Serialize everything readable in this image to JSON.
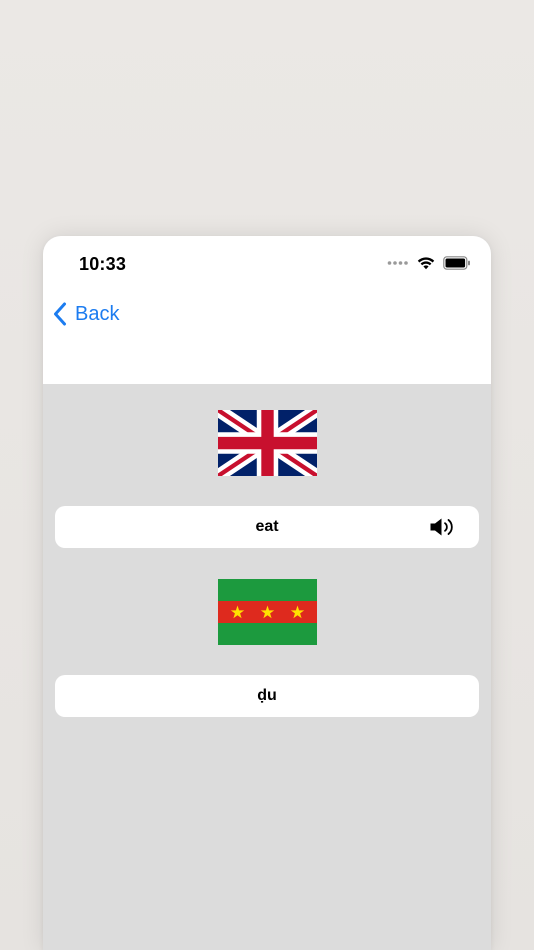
{
  "status_bar": {
    "time": "10:33",
    "icons": [
      "cellular-dots-icon",
      "wifi-icon",
      "battery-icon"
    ]
  },
  "nav": {
    "back_label": "Back"
  },
  "cards": {
    "source": {
      "flag": "uk-flag-icon",
      "word": "eat",
      "audio_icon": "speaker-icon"
    },
    "target": {
      "flag": "green-red-three-star-flag-icon",
      "word": "ḍu"
    }
  },
  "colors": {
    "accent": "#1c7cf0",
    "background": "#dcdcdc",
    "card": "#ffffff"
  }
}
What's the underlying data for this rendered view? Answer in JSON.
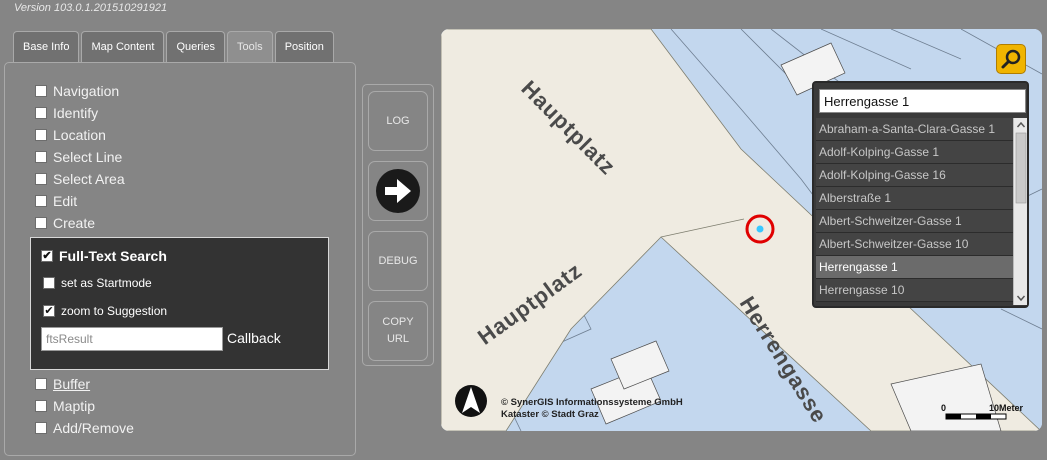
{
  "version_text": "Version 103.0.1.201510291921",
  "tabs": [
    {
      "label": "Base Info"
    },
    {
      "label": "Map Content"
    },
    {
      "label": "Queries"
    },
    {
      "label": "Tools"
    },
    {
      "label": "Position"
    }
  ],
  "tools": {
    "navigation": "Navigation",
    "identify": "Identify",
    "location": "Location",
    "select_line": "Select Line",
    "select_area": "Select Area",
    "edit": "Edit",
    "create": "Create",
    "buffer": "Buffer",
    "maptip": "Maptip",
    "add_remove": "Add/Remove"
  },
  "fts": {
    "title": "Full-Text Search",
    "startmode_label": "set as Startmode",
    "zoom_label": "zoom to Suggestion",
    "callback_value": "ftsResult",
    "callback_label": "Callback"
  },
  "side_buttons": {
    "log": "LOG",
    "debug": "DEBUG",
    "copy_url": "COPY URL"
  },
  "map": {
    "streets": [
      "Hauptplatz",
      "Hauptplatz",
      "Herrengasse"
    ],
    "copyright_line1": "© SynerGIS Informationssysteme GmbH",
    "copyright_line2": "Kataster © Stadt Graz",
    "scale_start": "0",
    "scale_end": "10Meter"
  },
  "search": {
    "value": "Herrengasse 1",
    "suggestions": [
      "Abraham-a-Santa-Clara-Gasse 1",
      "Adolf-Kolping-Gasse 1",
      "Adolf-Kolping-Gasse 16",
      "Alberstraße 1",
      "Albert-Schweitzer-Gasse 1",
      "Albert-Schweitzer-Gasse 10",
      "Herrengasse 1",
      "Herrengasse 10"
    ],
    "selected_index": 6
  },
  "colors": {
    "background": "#858585",
    "accent": "#f0b400",
    "marker": "#e00000",
    "water_parcels": "#c3d7ee",
    "road": "#efebe1"
  }
}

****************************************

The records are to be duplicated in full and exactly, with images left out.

## [Task answer]
Serialize everything readable in this image to JSON.
{
  "status_bar": {
    "time": "10:33",
    "icons": [
      "cellular-dots-icon",
      "wifi-icon",
      "battery-icon"
    ]
  },
  "nav": {
    "back_label": "Back"
  },
  "cards": {
    "source": {
      "flag": "uk-flag-icon",
      "word": "eat",
      "audio_icon": "speaker-icon"
    },
    "target": {
      "flag": "green-red-three-star-flag-icon",
      "word": "ḍu"
    }
  },
  "colors": {
    "accent": "#1c7cf0",
    "background": "#dcdcdc",
    "card": "#ffffff"
  }
}
What's the underlying data for this rendered view? Answer in JSON.
{
  "version_text": "Version 103.0.1.201510291921",
  "tabs": [
    {
      "label": "Base Info"
    },
    {
      "label": "Map Content"
    },
    {
      "label": "Queries"
    },
    {
      "label": "Tools"
    },
    {
      "label": "Position"
    }
  ],
  "tools": {
    "navigation": "Navigation",
    "identify": "Identify",
    "location": "Location",
    "select_line": "Select Line",
    "select_area": "Select Area",
    "edit": "Edit",
    "create": "Create",
    "buffer": "Buffer",
    "maptip": "Maptip",
    "add_remove": "Add/Remove"
  },
  "fts": {
    "title": "Full-Text Search",
    "startmode_label": "set as Startmode",
    "zoom_label": "zoom to Suggestion",
    "callback_value": "ftsResult",
    "callback_label": "Callback"
  },
  "side_buttons": {
    "log": "LOG",
    "debug": "DEBUG",
    "copy_url": "COPY URL"
  },
  "map": {
    "streets": [
      "Hauptplatz",
      "Hauptplatz",
      "Herrengasse"
    ],
    "copyright_line1": "© SynerGIS Informationssysteme GmbH",
    "copyright_line2": "Kataster © Stadt Graz",
    "scale_start": "0",
    "scale_end": "10Meter"
  },
  "search": {
    "value": "Herrengasse 1",
    "suggestions": [
      "Abraham-a-Santa-Clara-Gasse 1",
      "Adolf-Kolping-Gasse 1",
      "Adolf-Kolping-Gasse 16",
      "Alberstraße 1",
      "Albert-Schweitzer-Gasse 1",
      "Albert-Schweitzer-Gasse 10",
      "Herrengasse 1",
      "Herrengasse 10"
    ],
    "selected_index": 6
  },
  "colors": {
    "background": "#858585",
    "accent": "#f0b400",
    "marker": "#e00000",
    "water_parcels": "#c3d7ee",
    "road": "#efebe1"
  }
}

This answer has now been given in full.